Is Open Theism Incompatible With a Chalcedonian Christology?

Question: The Chalcedonian Creed says Jesus was “fully God and fully human” and that these “two natures” remained distinct in the Incarnation, even though Jesus was one united person. I’m told that part of the reasoning behind the concern to keep Jesus’ humanity distinct from his divinity was to protect the “impassibility” of the divine nature (impassible = God does not suffer). Since Open Theists reject divine impassibility, shouldn’t they also reject the Chalcedonian Christology? In fact, couldn’t one argue that the rejection of divine immutability requires one to also reject a Chacledonian Christology?

Answer: Historically, there were a number of factors that led to the Chalcedonian Creed. The most important, I would argue, was that the Church wanted to affirm the full divinity and full humanity of Christ as revealed in Scripture over and against a number of competing views that were subsequently judged to be unorthodox.  At the same time, its undeniable that the increasing influence of the platonic paradigm of perfection (and thus of God) as impassible and immutable on the evolving theology of the church throughout the second, third and fourth centuries affected the particular way many worked out the two natures of Christ. It was, in particular, a strong influential force in the fear some had of “mingling” the two natures.

But I don’t see that Open Theists need to reject the Chalcedonian Creed to be consistent. It’s important to note that many classical theists now reject the classical understandings of immutability and impassibility, and many others attempt to argue that the classical understanding of these concepts was not as absolute as was previous thought (that is, immutability didn’t mean God was unchanging in every respect and impassibility didn’t mean God is above suffering in every respect.) Yet few theologians feel compelled to reject the Chalcedonian Christology. It’s also important to note that many today – including some classical theists – are rethinking the concept of “nature.” It is at least as much in question as are the concepts of impassibility and immutability.

In this light, it’s clearly difficult to argue that any given theological position – including Open Theism — is intrinsically inconsistent with the Chalcedonian Christology.

Related Reading

Living Incarnationally

The Christian faith is centered on the belief that in Jesus Christ God became a human being. This is commonly referred to as the doctrine of the incarnation. It means that in Jesus, God became embodied. God left the blessed domain of heaven, was born in Bethlehem, and took on our humanity that we might…

What is the significance of Ezekiel 33:13–15?

“[W]hen I say to the righteous he will surely live, and he so trusts in his righteousness that he commits iniquity, none of his righteous deeds will be remembered…he will die. But when I say to the wicked, ‘You shall surely die,’ and he turns from his sin and practices justice and righteousness, if a…

Topics:

What is the significance of Hosea 8:5?

The Lord asks, “How long will they [Israel] be incapable of innocence?” The Lord’s continual striving with Israel regarding their lack of innocence suggests that this question was not merely rhetorical.
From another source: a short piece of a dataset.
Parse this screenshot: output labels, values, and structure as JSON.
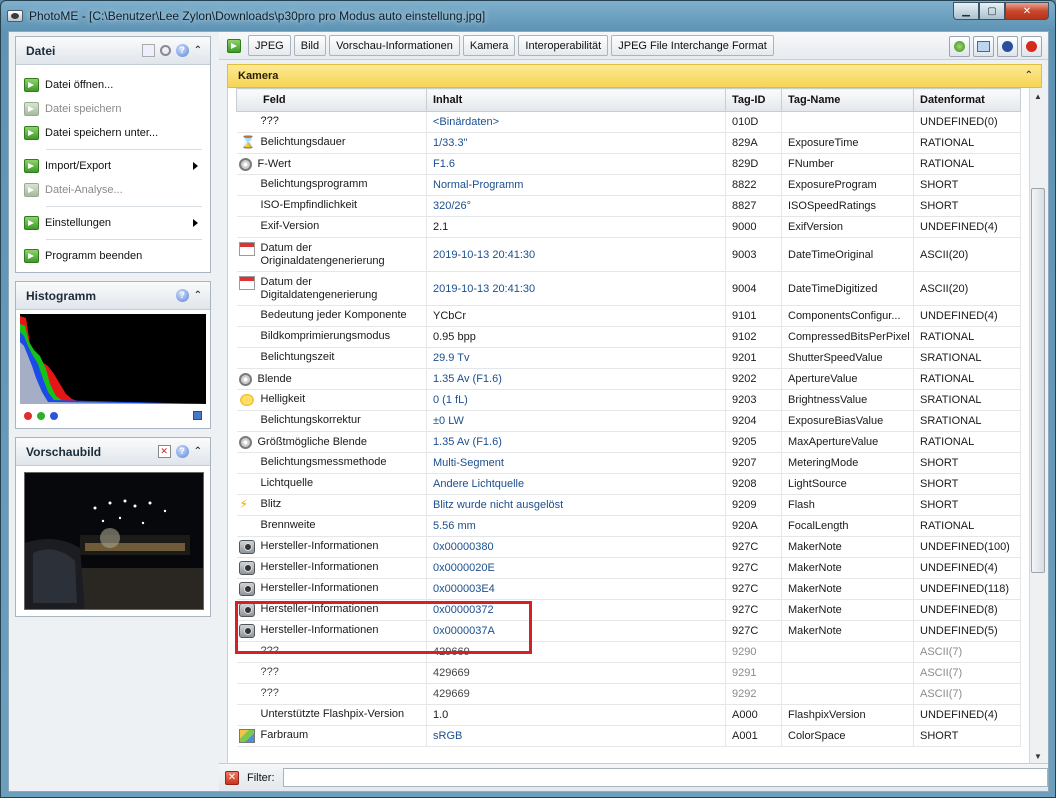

If God knows the future to be eternally settled, however, he could not in earnest ask this (or any other) question about the future.…

Topics:

What is the significance of Numbers 16:20–35?

After Israel’s sin under the leadership of Korah, the Lord said to Moses and Aaron, “Separate yourselves from this congregation, so that I may consume them in a moment” (vs. 21). Moses and Aaron pleaded with the Lord to only judge those who were most guilty. In response, the Lord modifies his judgment and gives…

Topics:

How can we determine what is and is not “open” about the future?

Question: You believe that the future is partly open. You’re writing has pretty much convinced me this is true, but I’ve still got some serious questions about it. For example, how does anyone determine what part is open and what part is not? If we can’t determine what is and is not open, isn’t the…

What is the significance of Ezekiel 22:29–31?

The Lord says he “sought for” someone to stand in the breech for Israel “but I found none.” Hence Israel experienced the wrath of God. If everything that shall ever come to pass is eternally fixed in the divine mind, God would have foreknown that no one would respond to his call for a Moses-like…

Topics: